• WHAT YOU SHOULD DO
The entire listing below must be written out word for word.

• SUPPLIED RECORDS
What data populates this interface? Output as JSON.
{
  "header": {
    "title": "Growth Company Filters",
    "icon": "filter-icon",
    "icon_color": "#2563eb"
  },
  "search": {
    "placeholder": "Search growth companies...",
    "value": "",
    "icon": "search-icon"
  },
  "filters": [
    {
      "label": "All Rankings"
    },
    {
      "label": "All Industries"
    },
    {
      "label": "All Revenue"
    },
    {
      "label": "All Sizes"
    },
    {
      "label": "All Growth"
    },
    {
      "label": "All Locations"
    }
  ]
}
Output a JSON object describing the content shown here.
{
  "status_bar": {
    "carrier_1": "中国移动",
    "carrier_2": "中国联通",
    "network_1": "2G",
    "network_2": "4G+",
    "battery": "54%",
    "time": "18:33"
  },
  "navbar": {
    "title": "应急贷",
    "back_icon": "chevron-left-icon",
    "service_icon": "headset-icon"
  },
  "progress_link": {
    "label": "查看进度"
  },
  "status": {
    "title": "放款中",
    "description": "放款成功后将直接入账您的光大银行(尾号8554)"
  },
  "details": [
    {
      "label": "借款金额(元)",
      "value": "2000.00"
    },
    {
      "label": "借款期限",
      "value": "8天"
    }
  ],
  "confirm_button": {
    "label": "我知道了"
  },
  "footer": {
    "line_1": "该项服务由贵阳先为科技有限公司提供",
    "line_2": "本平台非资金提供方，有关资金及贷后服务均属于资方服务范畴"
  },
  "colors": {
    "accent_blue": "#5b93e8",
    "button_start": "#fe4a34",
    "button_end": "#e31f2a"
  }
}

• EXERCISE RESPONSE
What data populates this interface? Output as JSON.
{
  "header": {
    "title": "Growth Company Filters",
    "icon": "filter-icon",
    "icon_color": "#2563eb"
  },
  "search": {
    "placeholder": "Search growth companies...",
    "value": "",
    "icon": "search-icon"
  },
  "filters": [
    {
      "label": "All Rankings"
    },
    {
      "label": "All Industries"
    },
    {
      "label": "All Revenue"
    },
    {
      "label": "All Sizes"
    },
    {
      "label": "All Growth"
    },
    {
      "label": "All Locations"
    }
  ]
}
Output a JSON object describing the content shown here.
{
  "status_bar": {
    "carrier_1": "中国移动",
    "carrier_2": "中国联通",
    "network_1": "2G",
    "network_2": "4G+",
    "battery": "54%",
    "time": "18:33"
  },
  "navbar": {
    "title": "应急贷",
    "back_icon": "chevron-left-icon",
    "service_icon": "headset-icon"
  },
  "progress_link": {
    "label": "查看进度"
  },
  "status": {
    "title": "放款中",
    "description": "放款成功后将直接入账您的光大银行(尾号8554)"
  },
  "details": [
    {
      "label": "借款金额(元)",
      "value": "2000.00"
    },
    {
      "label": "借款期限",
      "value": "8天"
    }
  ],
  "confirm_button": {
    "label": "我知道了"
  },
  "footer": {
    "line_1": "该项服务由贵阳先为科技有限公司提供",
    "line_2": "本平台非资金提供方，有关资金及贷后服务均属于资方服务范畴"
  },
  "colors": {
    "accent_blue": "#5b93e8",
    "button_start": "#fe4a34",
    "button_end": "#e31f2a"
  }
}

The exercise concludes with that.